NASA astronauts Megan McArthur and Shane Kimbrough will be joined aboard the ship by Akihiko Hoshide of the Japan Aerospace Exploration Agency and the European Space Agency's Thomas Pesquet. All four astronauts are veteran space travelers, a fact that Pesquet noted in a tweet in March, "I don't mean to show off but this crew might have the most combined experience in spaceflight history!"

If you want to watch that decorated crew head to the stars, space fans can watch the launch from viewing areas near Port Canaveral. Be aware though that Port authorities are expecting a crowd. "Human spaceflight has historically generated tremendous public interest here on the Space Coast, and we know that our Port is a 'front seat' to that experience," Port CEO Capt. John Murray said in a statement. "We continue to work with state and local agencies to address some of the public's demand while maintaining our continued focus on public health and safety."

SpaceX Launches Transporter-1 Mission
Credit: NurPhoto / Contributor/Getty Images

If you want to watch the fun, make sure the launch hasn't been pushed back due to mechanical or weather conditions. Then, bring a mask and remember to socially distance from other fans. Port Canaveral highly recommends using the Waze app on your smartphone to stay up-to-date on traffic changes around popular viewing areas. They also want space enthusiasts to brace themselves for limited public parking at Port Canaveral on launch day and to remember to purchase Jetty Park parking passes online prior to arriving at the park. They underlined and italicized "prior to" in the press release, so they clearly mean business. For more information head here.

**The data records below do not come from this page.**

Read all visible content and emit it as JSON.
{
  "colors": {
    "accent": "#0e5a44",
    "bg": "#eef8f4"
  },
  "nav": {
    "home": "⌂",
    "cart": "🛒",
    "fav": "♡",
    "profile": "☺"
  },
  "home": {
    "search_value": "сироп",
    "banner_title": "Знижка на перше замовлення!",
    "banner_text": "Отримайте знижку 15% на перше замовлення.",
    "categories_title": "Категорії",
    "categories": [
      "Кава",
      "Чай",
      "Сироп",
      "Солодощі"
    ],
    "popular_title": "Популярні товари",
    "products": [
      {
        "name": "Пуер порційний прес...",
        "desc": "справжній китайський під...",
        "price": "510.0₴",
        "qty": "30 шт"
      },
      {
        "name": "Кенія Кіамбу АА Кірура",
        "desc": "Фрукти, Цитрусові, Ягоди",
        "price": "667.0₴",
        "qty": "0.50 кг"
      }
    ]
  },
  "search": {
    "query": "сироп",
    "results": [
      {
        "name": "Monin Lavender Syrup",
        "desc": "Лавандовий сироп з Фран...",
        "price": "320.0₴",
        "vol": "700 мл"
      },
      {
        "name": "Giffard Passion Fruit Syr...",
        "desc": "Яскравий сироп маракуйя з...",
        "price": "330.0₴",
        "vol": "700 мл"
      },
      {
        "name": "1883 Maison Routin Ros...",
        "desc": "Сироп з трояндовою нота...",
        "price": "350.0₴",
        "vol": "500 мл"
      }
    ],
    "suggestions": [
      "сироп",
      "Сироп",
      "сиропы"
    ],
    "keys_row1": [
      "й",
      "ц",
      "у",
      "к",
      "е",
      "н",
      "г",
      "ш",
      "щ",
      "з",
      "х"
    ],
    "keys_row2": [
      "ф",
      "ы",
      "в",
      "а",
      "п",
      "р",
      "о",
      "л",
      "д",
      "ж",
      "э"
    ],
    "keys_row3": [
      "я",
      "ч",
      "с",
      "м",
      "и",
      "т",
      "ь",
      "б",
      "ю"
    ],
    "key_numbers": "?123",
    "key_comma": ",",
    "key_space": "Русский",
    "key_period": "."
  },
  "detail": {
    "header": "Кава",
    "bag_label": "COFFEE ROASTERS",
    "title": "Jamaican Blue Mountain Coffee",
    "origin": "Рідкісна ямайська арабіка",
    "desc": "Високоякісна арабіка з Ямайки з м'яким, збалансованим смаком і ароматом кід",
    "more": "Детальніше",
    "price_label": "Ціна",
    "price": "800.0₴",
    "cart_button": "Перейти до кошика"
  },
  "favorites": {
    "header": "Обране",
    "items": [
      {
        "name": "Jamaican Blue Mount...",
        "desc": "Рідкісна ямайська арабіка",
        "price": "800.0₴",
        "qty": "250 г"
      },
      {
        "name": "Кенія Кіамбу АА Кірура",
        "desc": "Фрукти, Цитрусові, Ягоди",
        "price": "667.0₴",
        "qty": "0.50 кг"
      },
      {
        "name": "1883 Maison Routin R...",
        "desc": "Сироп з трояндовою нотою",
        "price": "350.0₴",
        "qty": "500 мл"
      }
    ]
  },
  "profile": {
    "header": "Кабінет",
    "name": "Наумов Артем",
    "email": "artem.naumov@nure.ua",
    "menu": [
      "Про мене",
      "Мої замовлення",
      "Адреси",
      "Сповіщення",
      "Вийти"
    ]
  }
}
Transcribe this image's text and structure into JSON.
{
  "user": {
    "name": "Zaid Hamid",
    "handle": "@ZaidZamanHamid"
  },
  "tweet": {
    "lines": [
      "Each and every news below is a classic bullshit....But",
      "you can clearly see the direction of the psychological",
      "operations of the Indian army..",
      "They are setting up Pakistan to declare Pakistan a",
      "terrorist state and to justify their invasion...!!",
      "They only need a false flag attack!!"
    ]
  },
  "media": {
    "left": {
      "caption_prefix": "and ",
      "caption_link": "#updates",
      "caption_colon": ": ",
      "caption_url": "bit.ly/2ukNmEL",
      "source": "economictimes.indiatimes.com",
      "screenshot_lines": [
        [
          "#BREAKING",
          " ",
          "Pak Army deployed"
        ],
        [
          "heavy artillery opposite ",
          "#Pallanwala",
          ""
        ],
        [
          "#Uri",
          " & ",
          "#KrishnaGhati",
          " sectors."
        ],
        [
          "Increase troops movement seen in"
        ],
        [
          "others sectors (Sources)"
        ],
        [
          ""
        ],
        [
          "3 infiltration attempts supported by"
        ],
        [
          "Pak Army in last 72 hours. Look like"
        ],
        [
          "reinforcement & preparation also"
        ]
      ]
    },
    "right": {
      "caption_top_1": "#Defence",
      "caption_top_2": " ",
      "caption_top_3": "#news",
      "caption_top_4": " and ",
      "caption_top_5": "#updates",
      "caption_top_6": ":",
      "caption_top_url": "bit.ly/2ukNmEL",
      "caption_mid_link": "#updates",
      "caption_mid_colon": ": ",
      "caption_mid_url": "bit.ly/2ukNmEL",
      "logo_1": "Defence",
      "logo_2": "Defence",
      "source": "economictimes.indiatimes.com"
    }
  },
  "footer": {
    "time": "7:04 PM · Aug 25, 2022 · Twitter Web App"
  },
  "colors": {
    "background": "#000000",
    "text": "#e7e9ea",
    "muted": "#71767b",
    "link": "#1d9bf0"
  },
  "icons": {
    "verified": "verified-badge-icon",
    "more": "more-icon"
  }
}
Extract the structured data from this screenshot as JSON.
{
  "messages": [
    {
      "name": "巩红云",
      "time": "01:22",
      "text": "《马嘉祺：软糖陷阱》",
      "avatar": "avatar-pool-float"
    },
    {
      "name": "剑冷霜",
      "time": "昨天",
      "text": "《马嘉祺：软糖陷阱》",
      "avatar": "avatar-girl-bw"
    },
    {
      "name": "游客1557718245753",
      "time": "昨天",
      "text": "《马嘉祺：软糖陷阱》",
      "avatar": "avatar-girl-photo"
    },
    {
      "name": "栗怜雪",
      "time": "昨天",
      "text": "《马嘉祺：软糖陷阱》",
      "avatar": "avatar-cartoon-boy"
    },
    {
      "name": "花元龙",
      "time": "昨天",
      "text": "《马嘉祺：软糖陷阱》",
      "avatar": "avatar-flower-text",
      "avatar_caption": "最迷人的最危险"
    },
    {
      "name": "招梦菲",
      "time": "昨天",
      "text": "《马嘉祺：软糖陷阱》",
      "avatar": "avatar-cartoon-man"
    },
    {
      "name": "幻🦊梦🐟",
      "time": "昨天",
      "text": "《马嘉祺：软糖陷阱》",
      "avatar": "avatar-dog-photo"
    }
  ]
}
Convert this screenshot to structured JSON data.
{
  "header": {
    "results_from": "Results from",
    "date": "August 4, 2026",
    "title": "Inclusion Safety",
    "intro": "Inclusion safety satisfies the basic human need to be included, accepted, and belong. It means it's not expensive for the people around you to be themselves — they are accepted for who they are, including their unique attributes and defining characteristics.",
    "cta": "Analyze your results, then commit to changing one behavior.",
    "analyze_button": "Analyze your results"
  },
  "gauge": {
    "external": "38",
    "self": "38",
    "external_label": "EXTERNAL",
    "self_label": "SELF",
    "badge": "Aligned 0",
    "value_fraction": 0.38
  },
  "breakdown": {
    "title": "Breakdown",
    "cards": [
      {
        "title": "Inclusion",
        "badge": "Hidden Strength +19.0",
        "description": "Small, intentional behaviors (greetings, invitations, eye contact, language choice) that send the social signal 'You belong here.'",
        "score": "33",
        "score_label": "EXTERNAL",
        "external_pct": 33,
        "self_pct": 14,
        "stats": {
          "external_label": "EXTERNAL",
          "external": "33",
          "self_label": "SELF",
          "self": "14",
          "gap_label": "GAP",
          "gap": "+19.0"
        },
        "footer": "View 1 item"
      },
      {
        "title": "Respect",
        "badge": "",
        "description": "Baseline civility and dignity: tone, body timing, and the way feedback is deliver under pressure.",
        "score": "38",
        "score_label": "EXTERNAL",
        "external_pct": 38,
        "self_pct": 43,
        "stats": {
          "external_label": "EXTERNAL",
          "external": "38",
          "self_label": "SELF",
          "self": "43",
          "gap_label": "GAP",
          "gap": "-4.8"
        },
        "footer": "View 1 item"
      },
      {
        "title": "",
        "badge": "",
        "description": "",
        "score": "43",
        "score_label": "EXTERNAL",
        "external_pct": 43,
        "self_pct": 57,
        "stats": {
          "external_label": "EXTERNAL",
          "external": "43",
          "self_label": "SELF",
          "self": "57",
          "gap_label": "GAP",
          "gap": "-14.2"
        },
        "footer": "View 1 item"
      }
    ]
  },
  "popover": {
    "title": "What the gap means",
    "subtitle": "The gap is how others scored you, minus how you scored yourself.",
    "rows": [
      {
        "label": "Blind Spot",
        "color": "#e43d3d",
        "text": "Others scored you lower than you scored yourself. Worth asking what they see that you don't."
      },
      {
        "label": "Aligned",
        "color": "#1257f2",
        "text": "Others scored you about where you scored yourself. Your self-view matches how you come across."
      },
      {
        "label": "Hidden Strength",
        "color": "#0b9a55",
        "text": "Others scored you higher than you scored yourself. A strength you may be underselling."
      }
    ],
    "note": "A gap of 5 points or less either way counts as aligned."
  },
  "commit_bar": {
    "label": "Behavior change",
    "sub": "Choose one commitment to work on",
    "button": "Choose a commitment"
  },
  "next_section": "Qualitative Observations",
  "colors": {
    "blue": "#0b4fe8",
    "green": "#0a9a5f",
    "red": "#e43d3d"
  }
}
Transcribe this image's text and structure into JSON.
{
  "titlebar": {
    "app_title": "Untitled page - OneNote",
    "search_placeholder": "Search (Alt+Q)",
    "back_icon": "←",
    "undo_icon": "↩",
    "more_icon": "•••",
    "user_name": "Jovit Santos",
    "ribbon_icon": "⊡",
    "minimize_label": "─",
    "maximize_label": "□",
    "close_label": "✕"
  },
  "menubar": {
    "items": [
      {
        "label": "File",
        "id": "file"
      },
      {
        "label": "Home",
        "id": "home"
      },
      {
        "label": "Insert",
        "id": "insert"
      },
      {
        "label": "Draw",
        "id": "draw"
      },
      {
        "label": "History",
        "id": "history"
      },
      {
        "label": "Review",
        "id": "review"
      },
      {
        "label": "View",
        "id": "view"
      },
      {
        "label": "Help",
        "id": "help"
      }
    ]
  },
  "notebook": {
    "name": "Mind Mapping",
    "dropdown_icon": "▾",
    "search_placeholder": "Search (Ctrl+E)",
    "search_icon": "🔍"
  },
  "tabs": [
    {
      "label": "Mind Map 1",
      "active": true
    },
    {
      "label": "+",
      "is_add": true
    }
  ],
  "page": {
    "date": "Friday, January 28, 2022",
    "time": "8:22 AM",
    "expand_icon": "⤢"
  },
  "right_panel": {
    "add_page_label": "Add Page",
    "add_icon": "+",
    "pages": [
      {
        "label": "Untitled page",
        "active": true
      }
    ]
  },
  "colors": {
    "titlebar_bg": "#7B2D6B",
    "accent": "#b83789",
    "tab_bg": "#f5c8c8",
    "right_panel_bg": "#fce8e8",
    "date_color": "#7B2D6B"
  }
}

If you want to watch, but don't want to battle traffic, you can also watch via NASA TV, the NASA App, or the agency's website.

How exciting! 3, 2, 1, blast off!